considering treatment options for kidney tumors, preserving any kidney function
is preferable to removing the entire organ: Cardiovascular health improves,
hypertension is less frequent and re-hospitalization rates decrease.
Urologists with UC Health are now offering patients a
non-surgical treatment for small kidney tumors that results in virtually no
pain and allows the patient’s kidney to be spared.
The procedure—known as computed tomography (CT)-guided
percutaneous cryoablation—uses 3-D imaging technology to direct a small probe through
the skin and into the kidney to freeze cancerous tissue.
James Donovan, MD, chief of urology for the UC College of
Medicine and urologist with UC Health,
says the procedure is particularly useful for elderly patients or people with significant
medical conditions—such as chronic obstructive pulmonary disorder or heart
disease—who may not be able to tolerate a major surgery.
Kidneys are small, crescent-shaped organs that filter blood
and remove waste products from the body via urine. People can live with one or part of one kidney, but if both
organs are removed or dysfunctional the blood must be mechanically cleansed
using a process known as dialysis.
Clinical data has shown that removing only the tumor and
sparing the rest of the kidney is as effective in curing cancer as removing the
entire organ in certain patients.
"Patients with posterior tumors—embedded deep in the
backside of the kidney—typically don’t qualify for minimally invasive surgery
because the tumors are hard to access. Cryoablation spares those patients
drastic open surgery and still provides good cancer control. The CT-guidance
improves the effectiveness of the treatment,” adds Donovan.
UC Health urologists have used this technique in eight patients
since beginning to offer it at UC Health West
Chester Hospital in March 2011. Patients have reported virtually no
pain, spent one night in the hospital and gone home the next day.
"Studies have shown the success rate is higher and
complication rates are lower for cryoablation of kidney tumors when the
procedure is performed as collaboration between urology and radiology,” adds
Donovan, who has partnered with Glen Taylor, MD, an interventional radiologist who practices at
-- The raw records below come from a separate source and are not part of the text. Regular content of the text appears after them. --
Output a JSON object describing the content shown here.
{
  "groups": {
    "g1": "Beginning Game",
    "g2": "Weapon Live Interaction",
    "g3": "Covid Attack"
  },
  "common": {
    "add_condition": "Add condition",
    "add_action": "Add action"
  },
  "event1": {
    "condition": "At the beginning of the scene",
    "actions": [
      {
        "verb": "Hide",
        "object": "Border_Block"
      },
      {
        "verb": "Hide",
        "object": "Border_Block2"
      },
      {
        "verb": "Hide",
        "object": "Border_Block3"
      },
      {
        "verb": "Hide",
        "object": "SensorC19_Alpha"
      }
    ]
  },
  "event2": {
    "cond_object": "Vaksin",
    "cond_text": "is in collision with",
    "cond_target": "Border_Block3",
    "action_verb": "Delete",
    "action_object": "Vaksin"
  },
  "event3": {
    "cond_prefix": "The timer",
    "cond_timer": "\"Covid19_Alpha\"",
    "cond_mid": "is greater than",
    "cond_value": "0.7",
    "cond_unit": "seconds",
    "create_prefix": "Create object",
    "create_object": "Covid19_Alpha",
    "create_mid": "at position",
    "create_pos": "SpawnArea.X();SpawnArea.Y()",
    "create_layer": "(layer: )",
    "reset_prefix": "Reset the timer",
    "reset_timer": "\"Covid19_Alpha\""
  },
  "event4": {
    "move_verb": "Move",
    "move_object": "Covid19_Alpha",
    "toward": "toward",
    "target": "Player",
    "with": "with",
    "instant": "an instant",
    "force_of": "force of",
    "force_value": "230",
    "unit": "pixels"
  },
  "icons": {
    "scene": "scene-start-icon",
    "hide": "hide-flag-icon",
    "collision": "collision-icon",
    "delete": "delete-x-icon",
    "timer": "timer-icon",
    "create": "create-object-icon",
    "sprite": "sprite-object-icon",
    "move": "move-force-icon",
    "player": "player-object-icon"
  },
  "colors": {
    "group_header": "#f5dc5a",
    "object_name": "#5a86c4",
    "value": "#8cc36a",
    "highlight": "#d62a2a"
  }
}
West Chester Hospital, and Vladimir Mouraviev, MD, an endourology fellow at the
College of Medicine, to build the UC Health-based program.
UC Health urologists were among the first in Greater
Cincinnati to offer and have significant experience performing minimally
invasive partial nephrectomy—what is known as "kidney-sparing surgery”—to
remove small cancerous tumors without sacrificing the entire organ, using
minimally invasive techniques. The team also offers cryoablation to treat
certain localized prostate cancers.
For more information on UC Health urology services, visit ucphysicians.com. For appointments or referrals,
call (513) 475-8787.